Stories about Media & Journalism from March, 2011
“The news out of Japan gets grimmer by the day”: Labrish Jamaica is concerned.
Haiti Grassroots Watch takes “a closer look” at Monsanto's seed distribution in the wake of last year's devastating earthquake.
The Cuban Triangle summarizes former President Jimmy Carter's visit to Cuba, while Generation Y blogs about their meeting and the symbolic gift she gave him “in the name of several bloggers and other Cubans.”
Two NGOs, from Macedonia and from Bulgaria, have published an analysis of the Macedonian-Bulgarian hate speech in the traditional and new media.
Gancho argues that “The contrast between the pessimism and obsessiveness of media coverage of drug trafficking in Mexico with the relative ignorance of the same in the US is striking. Especially with regard to American media–the Mexican outlets often seem to do a better job scanning the news wires for...
The blog Portal Vallenato reviews the death [es] of Gloria Valencia de Castaño [es] (1927 – 2011) from respiratory failure on March 24. Valencia pioneered radio and television projects in Colombia. She was known as “the lady of Colombian television” and as a major figure (as host, image and voice...
In response to the recent press freedom award given to Venezuelan President Hugo Chávez in Argentina, Greg Weeks at Two Weeks Notice writes: “I would like to propose that governments impose a moratorium on granting awards to people from other countries, particularly when those people show evidence of doing the...
New Yandex.ru report "Media sphere of RuNet. September 2010 - January 2011" suggests that Russian online media are growing but still have a long way to go to become a truly developed reporting platform.
LJ user vadda translates from English into Russian two recent texts about Alexey Navalny, a prominent Russian anti-corruption activist: one text, by Andrew E. Kramer, appeared in the New York Times on March 27 (the Russian translation is here; 266 comments); the other, by Julia Ioffe, was published in the...
whatwaswritten, Stealing news from Azerbaijan since 2011, translates and summarizes part of what was the last traditional radio broadcast from the Azerbaijani service of the BBC. As a result of cutbacks, BBC Azeri will now only be available online and its final program solicited various opinions on the potential of...
Sana of Arab-American blog KABOBfest remarks on a new academic paper that looks at Qatari channel Al Jazeera's future in the United States.

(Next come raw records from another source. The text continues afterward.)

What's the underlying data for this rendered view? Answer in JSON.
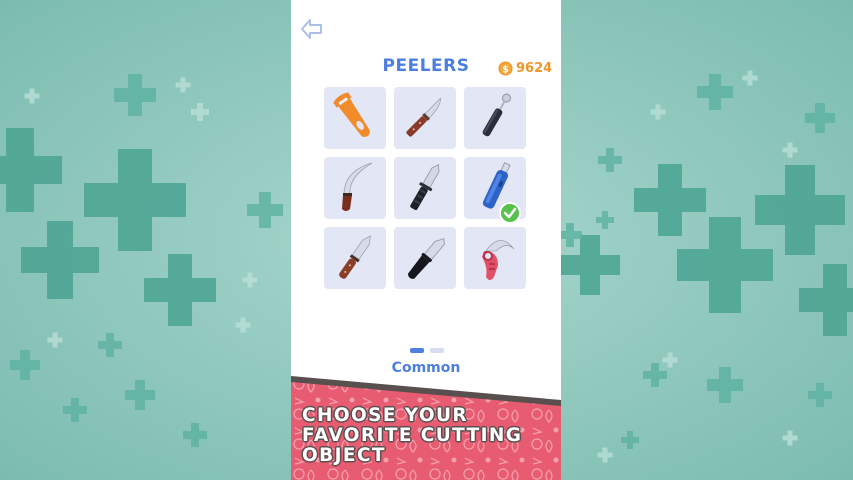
{
  "screen": {
    "title": "PEELERS",
    "coins": "9624",
    "rarity": "Common"
  },
  "banner": {
    "lines": [
      "CHOOSE YOUR",
      "FAVORITE CUTTING",
      "OBJECT"
    ]
  },
  "items": [
    {
      "icon": "peeler-icon",
      "selected": false
    },
    {
      "icon": "boning-knife-icon",
      "selected": false
    },
    {
      "icon": "melon-baller-icon",
      "selected": false
    },
    {
      "icon": "curved-blade-icon",
      "selected": false
    },
    {
      "icon": "tactical-knife-icon",
      "selected": false
    },
    {
      "icon": "utility-knife-icon",
      "selected": true
    },
    {
      "icon": "paring-knife-icon",
      "selected": false
    },
    {
      "icon": "black-kitchen-knife-icon",
      "selected": false
    },
    {
      "icon": "karambit-icon",
      "selected": false
    }
  ],
  "pager": {
    "pages": 2,
    "active": 0
  },
  "colors": {
    "background": "#8cc4ba",
    "accent_blue": "#4c7fe0",
    "coin_orange": "#f0952a",
    "banner_pink": "#e85c72",
    "check_green": "#55c24b",
    "cell_bg": "#e3e6f4"
  }
}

Netizens from the Philippines want authorities to address what they believe was a case of child exploitation on prime time TV when a child was encouraged by a program host to present a sexy dance performance.

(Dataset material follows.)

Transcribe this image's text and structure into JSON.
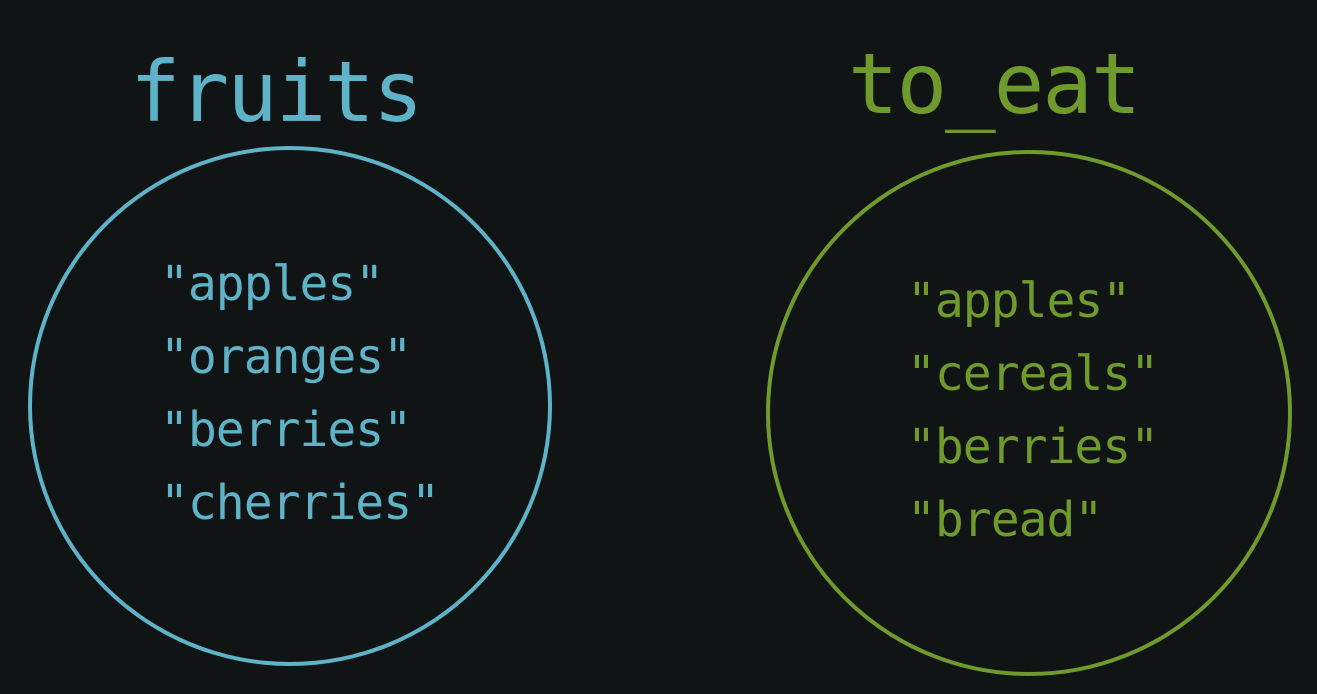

Toussaint on Haiti has been avoiding news of the Japan earthquake for fear of “triggering sad memories”, noting that stories of recovery there “really b[ring] home…the dysfunction that exists in Haiti.”
On March 24, most of the biggest Mexican media outlets signed the "Agreement to Cover Violence in Mexico," an agreement that unifies the editorial criteria to cover and report news related to "the drug war." Many support and defend the document, but the text has also sparked strong disagreement and criticism.
Cuban bloggers continue to comment on former U.S. President Jimmy Carter's visit.
On March 21, 2011, the German weekly news magazine Der Spiegel released three horrific photos of Afghan civilians killed by a group of United States soldiers. Bloggers have reacted to the photos with shock and indignation.
An article, titled "Let the children come to me" (referencing Mark 10:14), which includes photos from an exhibition by photographer Mauricio Vélez depicting staged scenes of nude underage boys (or models pretending to be minors) being watched by actors dressed as Catholic priests has caused controversy both offline and online.
“To date, the Enquiry has been fascinating and compelling TV”: Jamaica and the World reports on the latest developments in the Manatt Dudus Enquiry, which “involved politicians placing the blame on public servants/civil service employees.”
The Swaziland Solidarity Network (SSN) has criticized the reporting of the proposed ‘uprising’ against the government on 12 April 2011 by the Times of Swaziland: “In particular, it takes issue with comments attributed to Dr Judy Smith Hohn of the Institute for Security Studies, in South Africa.”
Listen to the interview of the team behind the collective blog La Acera [es] in which they talk about the Puerto Rican blogosphere, and the Internet as a potential space of media democratization, and the way they work in editorial terms.
With 40,000 Twitter followers and a dedicated stream of local sources, Andy Carvin has become a first stop on Twitter for news throughout the Middle East and North Africa. In this interview with Carvin--an early Global Voices contributor and current NPR strategist--we find out how he uses Twitter to spread the news.